The proposal is one of several developments on land in Thanet owned by St John’s College Cambridge which since 1511 has specialized in theology and arts. Over the past four centuries, it has grown its investment base to support its educational endeavours. The college has probably owned the Crump Farm site since the 16th century.

It also owns Gore End Farm in Birchington which has received approval to build seven homes in a combination of conversion and extension of the threshing barn, converted cow shed and new buildings. There is also a planning application submitted by the neighboring landowner for up to 1,650 homes.

Land at Nash Court Farm in Margate has been allocated for up to 1,461 residential units and associated amenities.

St John’s College Cambridge also has:

  • Cliff Court Farm in Moncton, 310 hectares.
  • Shuart Farm, St Nicholas-at-Wade, Kent, 192 hectares
  • Docker Hill Farm, Moncton, 137 hectares.
  • Land adjacent to Shuart St Nicholas Wade Farm 15.7 hectares
  • More land at Nash Court Farm of 4.86 hectares
  • The backyard of Akol’s house is 0.14 hectares

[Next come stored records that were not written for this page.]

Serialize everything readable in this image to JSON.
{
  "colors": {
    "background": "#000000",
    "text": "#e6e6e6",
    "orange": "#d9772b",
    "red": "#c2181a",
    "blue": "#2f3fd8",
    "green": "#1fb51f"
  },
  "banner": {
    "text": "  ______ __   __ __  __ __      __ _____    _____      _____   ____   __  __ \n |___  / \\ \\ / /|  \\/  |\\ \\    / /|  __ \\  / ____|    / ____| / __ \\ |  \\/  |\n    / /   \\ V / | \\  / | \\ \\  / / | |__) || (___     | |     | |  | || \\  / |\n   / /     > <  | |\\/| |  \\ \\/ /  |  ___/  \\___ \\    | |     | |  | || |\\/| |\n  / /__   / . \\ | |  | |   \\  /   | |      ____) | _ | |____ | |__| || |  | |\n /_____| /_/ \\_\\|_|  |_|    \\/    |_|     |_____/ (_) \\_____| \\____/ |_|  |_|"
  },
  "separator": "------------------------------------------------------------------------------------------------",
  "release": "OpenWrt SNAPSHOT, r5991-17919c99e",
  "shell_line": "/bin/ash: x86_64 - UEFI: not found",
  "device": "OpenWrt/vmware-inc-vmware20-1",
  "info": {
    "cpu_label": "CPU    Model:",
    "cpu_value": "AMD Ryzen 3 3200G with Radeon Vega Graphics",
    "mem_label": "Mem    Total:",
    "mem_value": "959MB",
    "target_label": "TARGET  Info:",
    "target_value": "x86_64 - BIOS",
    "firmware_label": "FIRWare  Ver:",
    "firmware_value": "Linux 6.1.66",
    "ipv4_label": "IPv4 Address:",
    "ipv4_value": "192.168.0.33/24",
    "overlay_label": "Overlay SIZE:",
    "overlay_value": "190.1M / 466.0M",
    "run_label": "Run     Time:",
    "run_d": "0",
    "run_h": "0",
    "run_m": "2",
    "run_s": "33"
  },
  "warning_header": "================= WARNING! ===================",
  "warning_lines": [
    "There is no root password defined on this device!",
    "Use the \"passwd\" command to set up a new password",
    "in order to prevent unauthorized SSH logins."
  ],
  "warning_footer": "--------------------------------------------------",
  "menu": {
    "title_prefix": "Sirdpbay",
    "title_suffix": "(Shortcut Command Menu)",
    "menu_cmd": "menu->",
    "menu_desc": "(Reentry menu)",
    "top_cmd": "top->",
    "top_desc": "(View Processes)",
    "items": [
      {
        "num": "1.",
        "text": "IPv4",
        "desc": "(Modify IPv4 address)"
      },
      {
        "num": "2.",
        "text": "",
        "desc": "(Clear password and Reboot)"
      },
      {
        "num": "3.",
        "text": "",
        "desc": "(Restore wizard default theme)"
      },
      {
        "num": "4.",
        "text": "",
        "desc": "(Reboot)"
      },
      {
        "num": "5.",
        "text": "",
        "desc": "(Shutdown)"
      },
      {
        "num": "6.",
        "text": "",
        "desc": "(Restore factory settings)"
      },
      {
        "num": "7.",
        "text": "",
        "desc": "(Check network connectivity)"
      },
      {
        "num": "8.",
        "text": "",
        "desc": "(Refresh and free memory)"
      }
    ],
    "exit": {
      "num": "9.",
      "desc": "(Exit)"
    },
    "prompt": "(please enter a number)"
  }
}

In 2016, St John’s College was reported to own approximately 18,000 acres of agricultural land across England as well as a large and diverse property portfolio including shops, offices, leisure facilities, industrial units, residential properties and land rentals. It is said to have consolidated assets worth £780.1 million.

You may also like...

Leave a Reply

Your email address will not be published. Required fields are marked *